- RECORD EXTRACTS

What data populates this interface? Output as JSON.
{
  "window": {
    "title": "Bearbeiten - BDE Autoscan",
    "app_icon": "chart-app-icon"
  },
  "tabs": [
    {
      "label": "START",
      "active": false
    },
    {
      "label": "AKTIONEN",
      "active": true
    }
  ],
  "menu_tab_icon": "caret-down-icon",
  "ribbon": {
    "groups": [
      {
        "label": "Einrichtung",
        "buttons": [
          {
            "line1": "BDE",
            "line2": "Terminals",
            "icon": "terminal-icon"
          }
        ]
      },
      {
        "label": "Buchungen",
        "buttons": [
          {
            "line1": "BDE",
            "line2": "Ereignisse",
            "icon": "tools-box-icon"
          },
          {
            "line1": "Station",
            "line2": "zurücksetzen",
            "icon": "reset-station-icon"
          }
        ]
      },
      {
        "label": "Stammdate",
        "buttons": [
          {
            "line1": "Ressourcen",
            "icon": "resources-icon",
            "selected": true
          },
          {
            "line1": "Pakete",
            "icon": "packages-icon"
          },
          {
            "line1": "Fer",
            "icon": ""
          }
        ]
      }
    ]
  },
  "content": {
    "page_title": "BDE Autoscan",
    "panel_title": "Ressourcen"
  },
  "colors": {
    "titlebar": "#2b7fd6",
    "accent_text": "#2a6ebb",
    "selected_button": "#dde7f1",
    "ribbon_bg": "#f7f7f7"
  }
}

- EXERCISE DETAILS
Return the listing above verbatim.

- SOLUTION TO THE EXERCISE
What data populates this interface? Output as JSON.
{
  "window": {
    "title": "Bearbeiten - BDE Autoscan",
    "app_icon": "chart-app-icon"
  },
  "tabs": [
    {
      "label": "START",
      "active": false
    },
    {
      "label": "AKTIONEN",
      "active": true
    }
  ],
  "menu_tab_icon": "caret-down-icon",
  "ribbon": {
    "groups": [
      {
        "label": "Einrichtung",
        "buttons": [
          {
            "line1": "BDE",
            "line2": "Terminals",
            "icon": "terminal-icon"
          }
        ]
      },
      {
        "label": "Buchungen",
        "buttons": [
          {
            "line1": "BDE",
            "line2": "Ereignisse",
            "icon": "tools-box-icon"
          },
          {
            "line1": "Station",
            "line2": "zurücksetzen",
            "icon": "reset-station-icon"
          }
        ]
      },
      {
        "label": "Stammdate",
        "buttons": [
          {
            "line1": "Ressourcen",
            "icon": "resources-icon",
            "selected": true
          },
          {
            "line1": "Pakete",
            "icon": "packages-icon"
          },
          {
            "line1": "Fer",
            "icon": ""
          }
        ]
      }
    ]
  },
  "content": {
    "page_title": "BDE Autoscan",
    "panel_title": "Ressourcen"
  },
  "colors": {
    "titlebar": "#2b7fd6",
    "accent_text": "#2a6ebb",
    "selected_button": "#dde7f1",
    "ribbon_bg": "#f7f7f7"
  }
}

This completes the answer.